*Instructions for the task:* When a line in the records contains the string "landmarks", copy that line.

*Data to examine:*
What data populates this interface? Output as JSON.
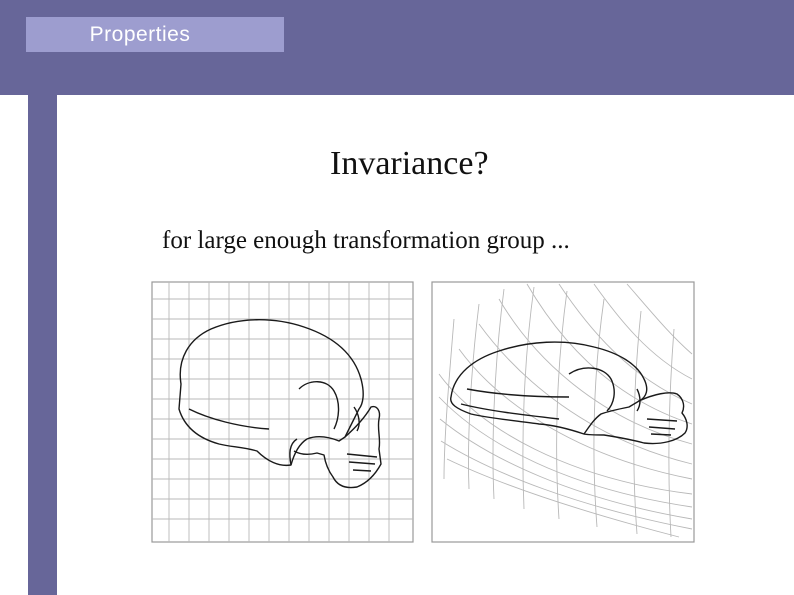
{
  "header": {
    "section_label": "Properties",
    "band_color": "#676699",
    "tab_color": "#9d9dcf"
  },
  "slide": {
    "title": "Invariance?",
    "subtitle": "for large enough transformation group ..."
  },
  "figure": {
    "panels": [
      {
        "name": "skull on square grid"
      },
      {
        "name": "skull on transformed grid"
      }
    ]
  }
}
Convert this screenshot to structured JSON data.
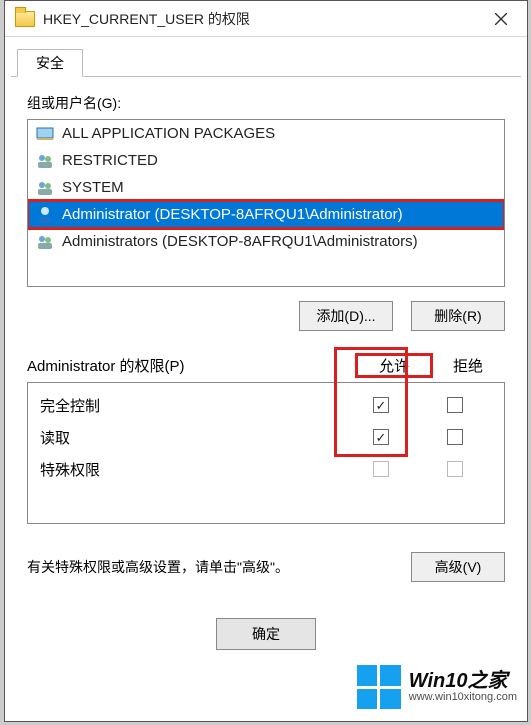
{
  "titlebar": {
    "title": "HKEY_CURRENT_USER 的权限"
  },
  "tab": {
    "label": "安全"
  },
  "groupsLabel": "组或用户名(G):",
  "principals": [
    {
      "name": "ALL APPLICATION PACKAGES",
      "type": "package"
    },
    {
      "name": "RESTRICTED",
      "type": "group"
    },
    {
      "name": "SYSTEM",
      "type": "group"
    },
    {
      "name": "Administrator (DESKTOP-8AFRQU1\\Administrator)",
      "type": "user",
      "selected": true
    },
    {
      "name": "Administrators (DESKTOP-8AFRQU1\\Administrators)",
      "type": "group"
    }
  ],
  "buttons": {
    "add": "添加(D)...",
    "remove": "删除(R)",
    "advanced": "高级(V)",
    "ok": "确定"
  },
  "permHeader": {
    "label": "Administrator 的权限(P)",
    "allow": "允许",
    "deny": "拒绝"
  },
  "permissions": [
    {
      "name": "完全控制",
      "allow": true,
      "deny": false,
      "disabled": false
    },
    {
      "name": "读取",
      "allow": true,
      "deny": false,
      "disabled": false
    },
    {
      "name": "特殊权限",
      "allow": false,
      "deny": false,
      "disabled": true
    }
  ],
  "advancedText": "有关特殊权限或高级设置，请单击\"高级\"。",
  "watermark": {
    "brand": "Win10之家",
    "url": "www.win10xitong.com"
  }
}
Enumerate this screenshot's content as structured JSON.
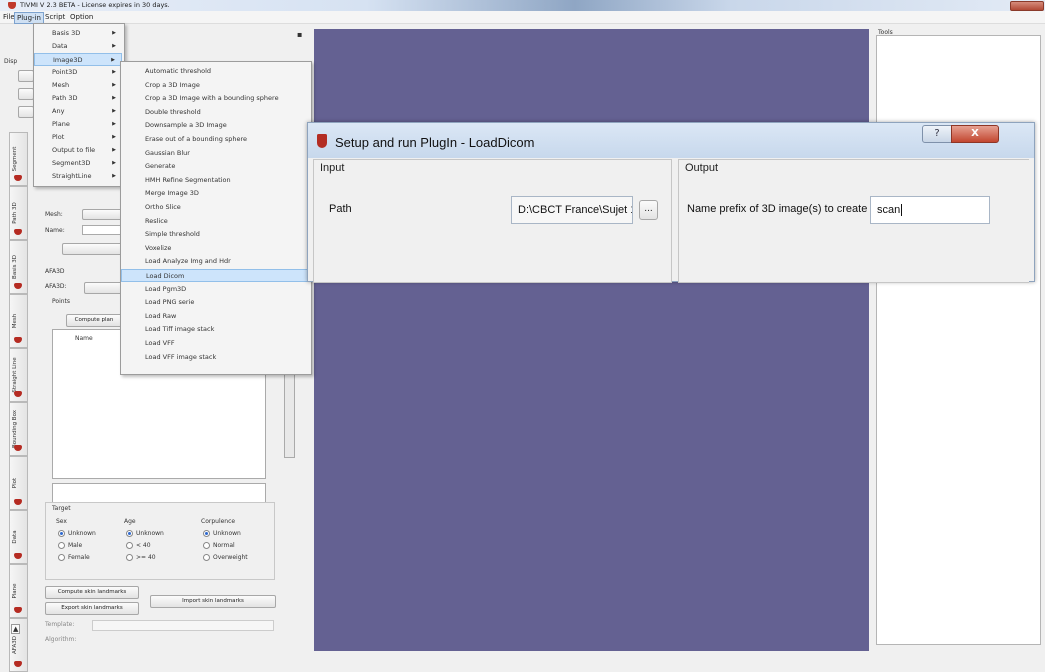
{
  "window": {
    "title": "TIVMI V 2.3 BETA - License expires in 30 days."
  },
  "menubar": {
    "items": [
      "File",
      "Plug-in",
      "Script",
      "Option"
    ]
  },
  "dock": {
    "header_label": "Disp",
    "vertical_tabs": [
      "Segment",
      "Path 3D",
      "Basis 3D",
      "Mesh",
      "Straight Line",
      "Bounding Box",
      "Plot",
      "Data",
      "Plane",
      "AFA3D"
    ],
    "mesh_label": "Mesh:",
    "name_label": "Name:",
    "afa3d_section": "AFA3D",
    "afa3d_label": "AFA3D:",
    "points_label": "Points",
    "compute_plane_button": "Compute plan",
    "points_col_name": "Name",
    "target_label": "Target",
    "sex": {
      "title": "Sex",
      "options": [
        "Unknown",
        "Male",
        "Female"
      ]
    },
    "age": {
      "title": "Age",
      "options": [
        "Unknown",
        "< 40",
        ">= 40"
      ]
    },
    "corpulence": {
      "title": "Corpulence",
      "options": [
        "Unknown",
        "Normal",
        "Overweight"
      ]
    },
    "compute_skin_button": "Compute skin landmarks",
    "export_skin_button": "Export skin landmarks",
    "import_skin_button": "Import skin landmarks",
    "template_label": "Template:",
    "algorithm_label": "Algorithm:"
  },
  "plugin_menu": {
    "items": [
      {
        "label": "Basis 3D",
        "submenu": true
      },
      {
        "label": "Data",
        "submenu": true
      },
      {
        "label": "Image3D",
        "submenu": true
      },
      {
        "label": "Point3D",
        "submenu": true
      },
      {
        "label": "Mesh",
        "submenu": true
      },
      {
        "label": "Path 3D",
        "submenu": true
      },
      {
        "label": "Any",
        "submenu": true
      },
      {
        "label": "Plane",
        "submenu": true
      },
      {
        "label": "Plot",
        "submenu": true
      },
      {
        "label": "Output to file",
        "submenu": true
      },
      {
        "label": "Segment3D",
        "submenu": true
      },
      {
        "label": "StraightLine",
        "submenu": true
      }
    ],
    "active_index": 2
  },
  "image3d_submenu": {
    "items": [
      "Automatic threshold",
      "Crop a 3D Image",
      "Crop a 3D Image with a bounding sphere",
      "Double threshold",
      "Downsample a 3D Image",
      "Erase out of a bounding sphere",
      "Gaussian Blur",
      "Generate",
      "HMH Refine Segmentation",
      "Merge Image 3D",
      "Ortho Slice",
      "Reslice",
      "Simple threshold",
      "Voxelize",
      "Load Analyze Img and Hdr",
      "Load Dicom",
      "Load Pgm3D",
      "Load PNG serie",
      "Load Raw",
      "Load Tiff image stack",
      "Load VFF",
      "Load VFF image stack"
    ],
    "highlighted_index": 15
  },
  "tools_panel": {
    "title": "Tools"
  },
  "dialog": {
    "title": "Setup and run PlugIn - LoadDicom",
    "help_label": "?",
    "close_label": "X",
    "input_group": "Input",
    "path_label": "Path",
    "path_value": "D:\\CBCT France\\Sujet 1",
    "browse_label": "...",
    "output_group": "Output",
    "prefix_label": "Name prefix of 3D image(s) to create",
    "prefix_value": "scan"
  },
  "colors": {
    "view_background": "#646192",
    "menu_highlight": "#cde4fb",
    "brand_red": "#b32d23"
  }
}
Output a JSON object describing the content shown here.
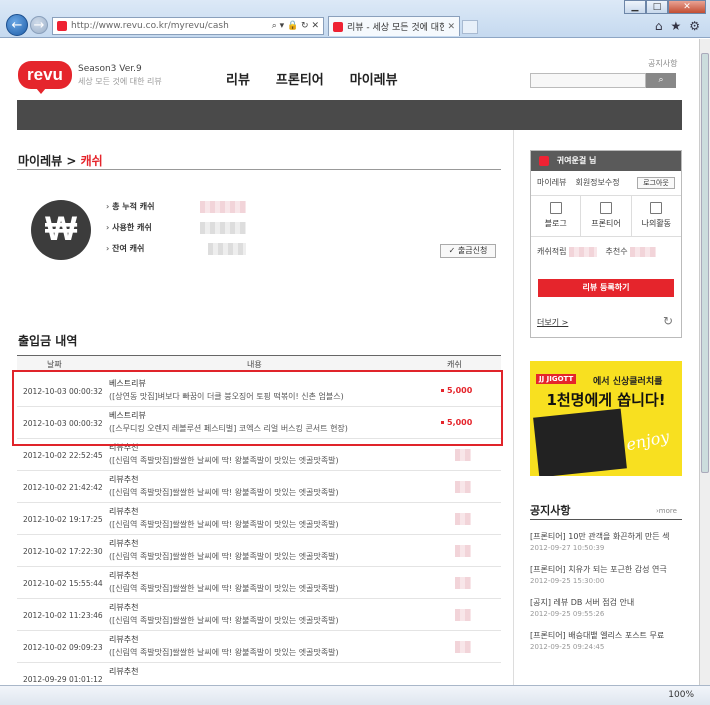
{
  "browser": {
    "url": "http://www.revu.co.kr/myrevu/cash",
    "tab_title": "리뷰 - 세상 모든 것에 대한...",
    "zoom": "100%",
    "addr_controls": "⌕ ▾ 🔒 ↻ ✕"
  },
  "header": {
    "logo": "revu",
    "season": "Season3 Ver.9",
    "tagline": "세상 모든 것에 대한 리뷰",
    "nav": [
      "리뷰",
      "프론티어",
      "마이레뷰"
    ],
    "notice_link": "공지사항"
  },
  "breadcrumb": {
    "root": "마이레뷰 >",
    "current": "캐쉬"
  },
  "cash_summary": {
    "total_label": "총 누적 캐쉬",
    "used_label": "사용한 캐쉬",
    "remaining_label": "잔여 캐쉬",
    "withdraw_btn": "✓ 출금신청"
  },
  "history": {
    "title": "출입금 내역",
    "columns": [
      "날짜",
      "내용",
      "캐쉬"
    ],
    "rows": [
      {
        "date": "2012-10-03 00:00:32",
        "cat": "베스트리뷰",
        "desc": "([상연동 맛집]벼보다 빠꿈이 더클 붕오징어 토핑 떡볶이! 신촌 엄블스)",
        "amt": "5,000"
      },
      {
        "date": "2012-10-03 00:00:32",
        "cat": "베스트리뷰",
        "desc": "([스무디킹 오렌지 레볼루션 페스티벌] 코엑스 리얼 버스킹 콘서트 현장)",
        "amt": "5,000"
      },
      {
        "date": "2012-10-02 22:52:45",
        "cat": "리뷰추천",
        "desc": "([신림역 족발맛집]쌀쌀한 날씨에 딱! 왕불족발이 맛있는 엣골맛족발)",
        "amt": ""
      },
      {
        "date": "2012-10-02 21:42:42",
        "cat": "리뷰추천",
        "desc": "([신림역 족발맛집]쌀쌀한 날씨에 딱! 왕불족발이 맛있는 엣골맛족발)",
        "amt": ""
      },
      {
        "date": "2012-10-02 19:17:25",
        "cat": "리뷰추천",
        "desc": "([신림역 족발맛집]쌀쌀한 날씨에 딱! 왕불족발이 맛있는 엣골맛족발)",
        "amt": ""
      },
      {
        "date": "2012-10-02 17:22:30",
        "cat": "리뷰추천",
        "desc": "([신림역 족발맛집]쌀쌀한 날씨에 딱! 왕불족발이 맛있는 엣골맛족발)",
        "amt": ""
      },
      {
        "date": "2012-10-02 15:55:44",
        "cat": "리뷰추천",
        "desc": "([신림역 족발맛집]쌀쌀한 날씨에 딱! 왕불족발이 맛있는 엣골맛족발)",
        "amt": ""
      },
      {
        "date": "2012-10-02 11:23:46",
        "cat": "리뷰추천",
        "desc": "([신림역 족발맛집]쌀쌀한 날씨에 딱! 왕불족발이 맛있는 엣골맛족발)",
        "amt": ""
      },
      {
        "date": "2012-10-02 09:09:23",
        "cat": "리뷰추천",
        "desc": "([신림역 족발맛집]쌀쌀한 날씨에 딱! 왕불족발이 맛있는 엣골맛족발)",
        "amt": ""
      },
      {
        "date": "2012-09-29 01:01:12",
        "cat": "리뷰추천",
        "desc": "",
        "amt": ""
      }
    ]
  },
  "user_box": {
    "name": "귀여운걸",
    "suffix": "님",
    "links": [
      "마이레뷰",
      "회원정보수정"
    ],
    "logout": "로그아웃",
    "tabs": [
      "블로그",
      "프론티어",
      "나의활동"
    ],
    "cash_label": "캐쉬적립",
    "recommend_label": "추천수",
    "register_btn": "리뷰 등록하기",
    "more": "더보기 >"
  },
  "banner": {
    "brand": "JJ JIGOTT",
    "line1": "에서 신상클러치를",
    "line2": "1천명에게 쏩니다!",
    "enjoy": "enjoy"
  },
  "notice": {
    "title": "공지사항",
    "more": "›more",
    "items": [
      {
        "title": "[프론티어] 10만 관객을 화끈하게 만든 섹",
        "date": "2012-09-27 10:50:39"
      },
      {
        "title": "[프론티어] 치유가 되는 포근한 감성 연극",
        "date": "2012-09-25 15:30:00"
      },
      {
        "title": "[공지] 레뷰 DB 서버 점검 안내",
        "date": "2012-09-25 09:55:26"
      },
      {
        "title": "[프론티어] 배승대뱉 엘리스 포스트 무료",
        "date": "2012-09-25 09:24:45"
      }
    ]
  }
}
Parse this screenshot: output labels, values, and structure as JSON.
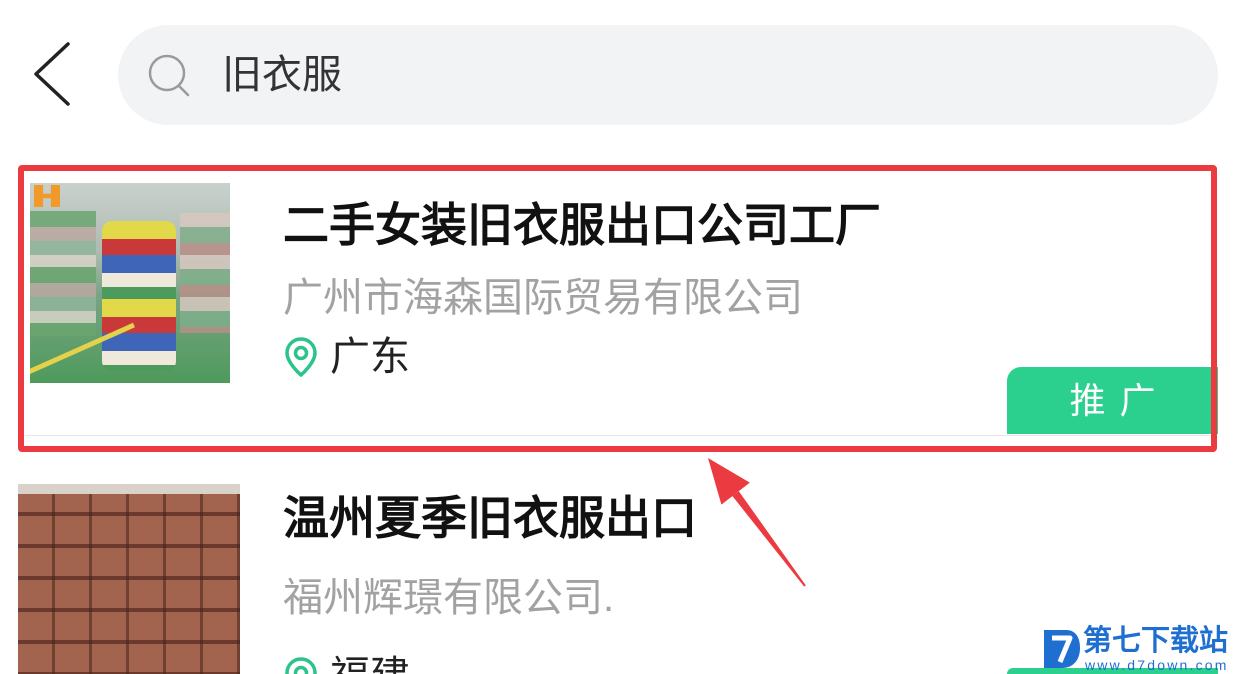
{
  "header": {
    "back_icon": "chevron-left-icon",
    "search": {
      "icon": "search-icon",
      "query": "旧衣服"
    }
  },
  "results": [
    {
      "title": "二手女装旧衣服出口公司工厂",
      "company": "广州市海森国际贸易有限公司",
      "location_icon": "location-pin-icon",
      "location": "广东",
      "badge": "推广",
      "highlighted": true
    },
    {
      "title": "温州夏季旧衣服出口",
      "company": "福州辉璟有限公司.",
      "location_icon": "location-pin-icon",
      "location": "福建"
    }
  ],
  "annotation": {
    "highlight_color": "#eb3b40",
    "arrow_color": "#eb3b40"
  },
  "watermark": {
    "name": "第七下载站",
    "url": "www.d7down.com"
  },
  "colors": {
    "accent_green": "#2bd08e",
    "search_bg": "#f2f3f5",
    "watermark_blue": "#1f6fd1"
  }
}
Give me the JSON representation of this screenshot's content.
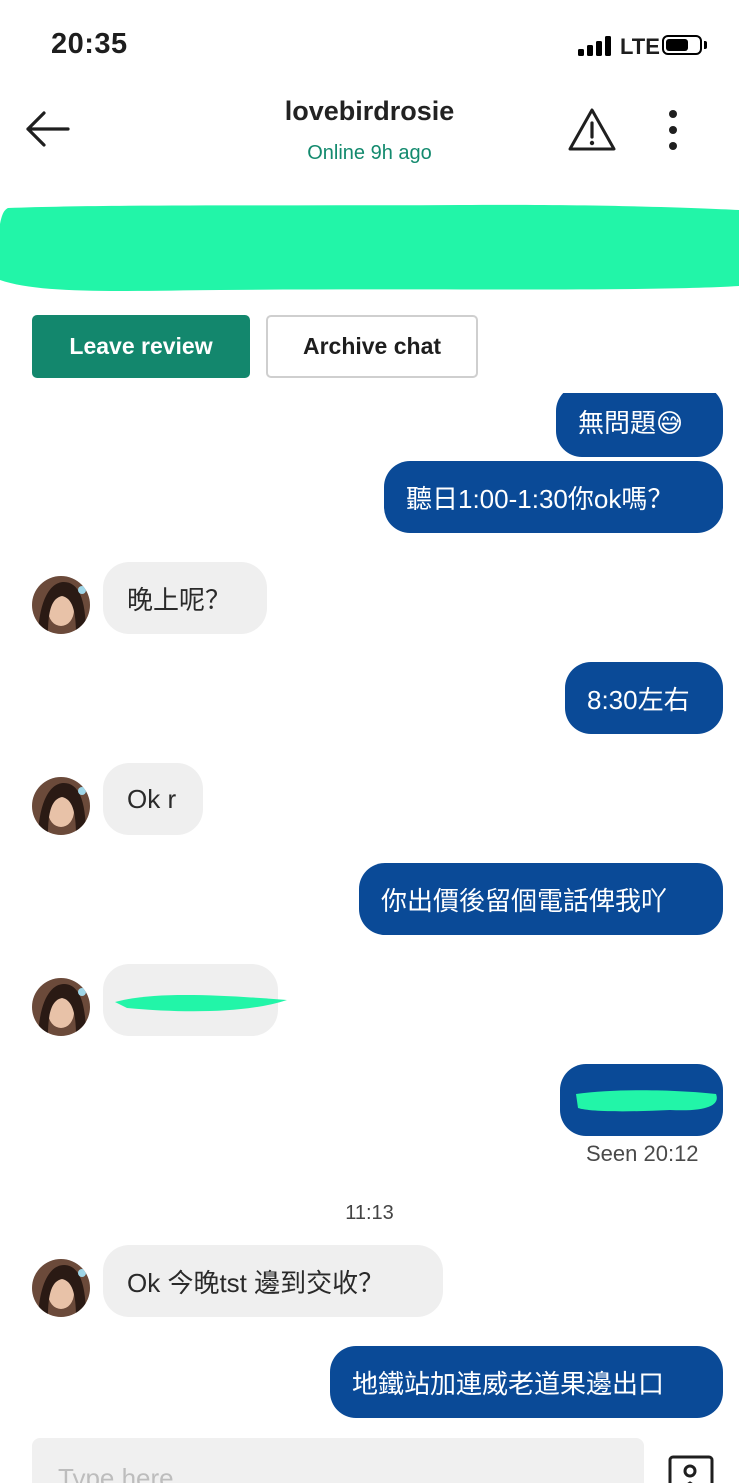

*Exercise result:*
    "compute_skin_button": "Compute skin landmarks",
    "export_skin_button": "Export skin landmarks",
    "import_skin_button": "Import skin landmarks",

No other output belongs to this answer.